Exactly as you say here: “There’s power in that. There’s a wonderful sense of acceptance in that. And there’s love in that.” Yes, yes, yes.

And as for this: “the people who organised this particular event here [QRM] (who, by the way, have turned out to be some of the loveliest people I've met in a long time).”

Aren't they, though? I couldn't possibly agree more :-)

Love, Pam/Peejakers

Kim Dare said...

Hi J :)

Thank you :)

It's always the same when you see a good thing on tumblr - the damn things vanish the next second, lol.

Labels are tricky. Sometimes I love them, sometimes I hate them.

In a strange way, I don't think of myself as queer, but I do think of myself as part of the queer community. Not sure how that works, lol. Still working out my thoughts on it, I guess.

I do like that T-shirt slogan - unfortunatly I can't find the first design I saw anywhere.

*Hugs*

Kim.

Kim Dare said...

Hi KJ,

I'm glad they were the good sort of tears, lol.

It really has turned into a special event. I think the organisers have a lot to do with that.

People are a lot more honest when they feel like it's safe to do that :)

*Hugs*

Kim.

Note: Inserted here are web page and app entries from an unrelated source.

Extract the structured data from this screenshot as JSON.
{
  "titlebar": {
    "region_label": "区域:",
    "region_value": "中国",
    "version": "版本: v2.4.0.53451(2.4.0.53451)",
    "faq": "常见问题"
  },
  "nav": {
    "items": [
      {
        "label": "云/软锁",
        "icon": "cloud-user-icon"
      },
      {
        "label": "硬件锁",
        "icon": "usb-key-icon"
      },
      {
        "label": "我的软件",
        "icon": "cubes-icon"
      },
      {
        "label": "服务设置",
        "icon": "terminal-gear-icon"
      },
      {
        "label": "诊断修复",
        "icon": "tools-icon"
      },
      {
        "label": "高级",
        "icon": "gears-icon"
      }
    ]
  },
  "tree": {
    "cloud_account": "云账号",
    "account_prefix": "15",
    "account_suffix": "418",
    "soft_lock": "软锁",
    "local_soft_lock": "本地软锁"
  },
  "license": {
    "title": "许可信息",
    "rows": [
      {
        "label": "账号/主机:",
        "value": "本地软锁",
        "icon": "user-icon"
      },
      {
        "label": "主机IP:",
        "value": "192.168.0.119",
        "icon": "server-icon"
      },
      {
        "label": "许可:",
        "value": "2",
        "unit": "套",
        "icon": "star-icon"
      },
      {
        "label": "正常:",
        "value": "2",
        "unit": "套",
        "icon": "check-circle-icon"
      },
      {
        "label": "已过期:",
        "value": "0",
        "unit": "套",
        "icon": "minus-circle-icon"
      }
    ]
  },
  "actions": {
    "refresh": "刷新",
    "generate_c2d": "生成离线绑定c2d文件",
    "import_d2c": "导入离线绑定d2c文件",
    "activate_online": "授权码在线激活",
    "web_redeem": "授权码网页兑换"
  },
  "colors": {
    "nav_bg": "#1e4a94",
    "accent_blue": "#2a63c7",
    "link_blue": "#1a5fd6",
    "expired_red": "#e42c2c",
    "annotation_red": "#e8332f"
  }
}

Kim Dare said...

Hi Pam,

I'm glad you liked the post :)

I think the word queer can easily expand to include anyone who identifies with it for whatever reason. That's what's so good about it. You don't have to be X or Y or Z to have a place in it.

In the LGBT world, I often think there's this idea that bi people aren't "gay enough" to matter. But I get the impression that in the queer comminuty there's no one who's going to come up to you and demand you prove you're "queer enough" to count.

Queer seems like the word kinky to me. No one gets to tell anyone else whether or not they qualify for the label, or that they are or are not doing it right. (Although, there are always idiots who will try!) If someone claims it, and treats everyone else who claims it with respect, that's the important thing to me. Everyone's welcome :)

*Hugs*

Kim.